● Data records for software interfaces
"""
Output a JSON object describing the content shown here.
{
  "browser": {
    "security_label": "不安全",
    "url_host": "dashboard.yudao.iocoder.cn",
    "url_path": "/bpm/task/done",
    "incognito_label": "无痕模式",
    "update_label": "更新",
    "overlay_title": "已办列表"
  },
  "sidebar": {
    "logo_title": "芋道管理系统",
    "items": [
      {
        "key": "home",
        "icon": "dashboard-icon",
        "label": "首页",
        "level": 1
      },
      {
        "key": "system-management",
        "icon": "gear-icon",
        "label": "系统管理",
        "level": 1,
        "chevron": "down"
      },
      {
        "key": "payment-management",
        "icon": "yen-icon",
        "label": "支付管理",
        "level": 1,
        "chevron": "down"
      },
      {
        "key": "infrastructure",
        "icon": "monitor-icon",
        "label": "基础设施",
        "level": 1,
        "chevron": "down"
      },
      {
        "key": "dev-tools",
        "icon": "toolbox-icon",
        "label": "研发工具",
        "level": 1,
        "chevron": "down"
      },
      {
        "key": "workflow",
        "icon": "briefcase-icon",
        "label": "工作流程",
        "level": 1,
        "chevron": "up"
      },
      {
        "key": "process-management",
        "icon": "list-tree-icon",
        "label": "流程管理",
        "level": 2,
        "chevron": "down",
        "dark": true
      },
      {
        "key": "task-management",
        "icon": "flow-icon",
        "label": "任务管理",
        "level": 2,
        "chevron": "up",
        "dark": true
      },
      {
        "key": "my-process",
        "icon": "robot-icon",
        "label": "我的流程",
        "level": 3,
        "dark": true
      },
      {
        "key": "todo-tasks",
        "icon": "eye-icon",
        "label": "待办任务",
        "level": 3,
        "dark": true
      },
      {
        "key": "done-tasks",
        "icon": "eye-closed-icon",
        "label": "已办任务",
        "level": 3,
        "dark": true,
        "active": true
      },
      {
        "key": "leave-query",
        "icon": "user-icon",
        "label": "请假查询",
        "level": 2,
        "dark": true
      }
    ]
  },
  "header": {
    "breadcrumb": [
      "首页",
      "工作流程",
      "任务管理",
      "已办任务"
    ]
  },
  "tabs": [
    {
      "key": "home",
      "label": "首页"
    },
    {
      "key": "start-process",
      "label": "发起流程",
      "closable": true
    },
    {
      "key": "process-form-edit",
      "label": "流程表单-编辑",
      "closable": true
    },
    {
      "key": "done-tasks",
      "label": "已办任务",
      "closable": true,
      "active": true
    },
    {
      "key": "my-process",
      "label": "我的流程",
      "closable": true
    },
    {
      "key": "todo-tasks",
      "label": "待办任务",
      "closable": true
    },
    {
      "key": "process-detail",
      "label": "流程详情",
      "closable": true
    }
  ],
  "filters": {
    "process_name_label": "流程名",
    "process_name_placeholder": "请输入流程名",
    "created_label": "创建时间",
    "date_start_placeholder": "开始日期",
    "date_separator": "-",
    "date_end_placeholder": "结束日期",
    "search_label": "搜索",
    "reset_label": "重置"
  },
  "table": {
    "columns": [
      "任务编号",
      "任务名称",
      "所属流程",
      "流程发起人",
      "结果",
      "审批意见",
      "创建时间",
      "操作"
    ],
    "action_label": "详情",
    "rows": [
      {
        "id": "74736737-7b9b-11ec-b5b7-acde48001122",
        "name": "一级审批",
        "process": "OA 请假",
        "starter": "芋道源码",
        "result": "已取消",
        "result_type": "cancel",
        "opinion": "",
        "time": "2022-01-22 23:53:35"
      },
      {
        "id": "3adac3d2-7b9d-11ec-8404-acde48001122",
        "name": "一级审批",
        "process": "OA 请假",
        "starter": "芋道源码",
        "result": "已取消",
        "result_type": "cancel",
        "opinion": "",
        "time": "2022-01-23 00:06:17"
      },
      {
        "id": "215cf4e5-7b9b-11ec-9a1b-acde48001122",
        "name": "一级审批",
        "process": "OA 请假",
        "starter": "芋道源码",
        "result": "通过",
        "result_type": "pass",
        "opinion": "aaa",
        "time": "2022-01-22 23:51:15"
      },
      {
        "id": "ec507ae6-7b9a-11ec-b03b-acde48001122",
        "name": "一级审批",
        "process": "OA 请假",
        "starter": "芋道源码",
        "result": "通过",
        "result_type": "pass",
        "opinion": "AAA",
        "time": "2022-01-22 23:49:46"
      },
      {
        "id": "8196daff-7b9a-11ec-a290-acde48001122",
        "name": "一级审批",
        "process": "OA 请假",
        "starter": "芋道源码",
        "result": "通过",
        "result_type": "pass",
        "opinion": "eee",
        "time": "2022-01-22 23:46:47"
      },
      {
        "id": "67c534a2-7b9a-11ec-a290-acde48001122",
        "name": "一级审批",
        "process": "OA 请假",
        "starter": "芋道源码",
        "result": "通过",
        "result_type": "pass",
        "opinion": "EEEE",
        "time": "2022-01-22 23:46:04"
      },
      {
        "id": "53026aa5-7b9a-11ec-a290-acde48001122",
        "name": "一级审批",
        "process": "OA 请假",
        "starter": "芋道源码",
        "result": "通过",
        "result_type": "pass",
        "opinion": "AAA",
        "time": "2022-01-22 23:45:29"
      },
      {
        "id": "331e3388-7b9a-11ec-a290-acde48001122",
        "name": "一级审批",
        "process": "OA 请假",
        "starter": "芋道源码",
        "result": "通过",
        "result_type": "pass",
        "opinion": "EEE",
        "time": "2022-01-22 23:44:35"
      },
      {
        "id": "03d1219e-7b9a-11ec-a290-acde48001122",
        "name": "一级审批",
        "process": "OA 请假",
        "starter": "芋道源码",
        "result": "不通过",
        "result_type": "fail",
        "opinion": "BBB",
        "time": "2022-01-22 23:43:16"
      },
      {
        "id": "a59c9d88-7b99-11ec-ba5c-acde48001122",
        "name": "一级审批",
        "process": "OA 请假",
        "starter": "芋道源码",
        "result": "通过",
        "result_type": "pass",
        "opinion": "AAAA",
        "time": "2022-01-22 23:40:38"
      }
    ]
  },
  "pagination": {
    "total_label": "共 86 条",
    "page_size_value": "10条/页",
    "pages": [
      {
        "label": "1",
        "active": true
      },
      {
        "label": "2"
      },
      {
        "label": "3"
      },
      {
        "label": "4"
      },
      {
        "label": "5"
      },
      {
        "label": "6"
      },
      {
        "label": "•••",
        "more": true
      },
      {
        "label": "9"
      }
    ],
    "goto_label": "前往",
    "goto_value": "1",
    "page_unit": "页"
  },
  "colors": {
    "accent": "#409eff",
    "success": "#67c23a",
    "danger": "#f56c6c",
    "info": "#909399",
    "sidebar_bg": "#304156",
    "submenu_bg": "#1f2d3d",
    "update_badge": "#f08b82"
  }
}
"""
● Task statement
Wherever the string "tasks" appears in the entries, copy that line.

● Result
        "key": "todo-tasks",
        "key": "done-tasks",
      "key": "done-tasks",
      "key": "todo-tasks",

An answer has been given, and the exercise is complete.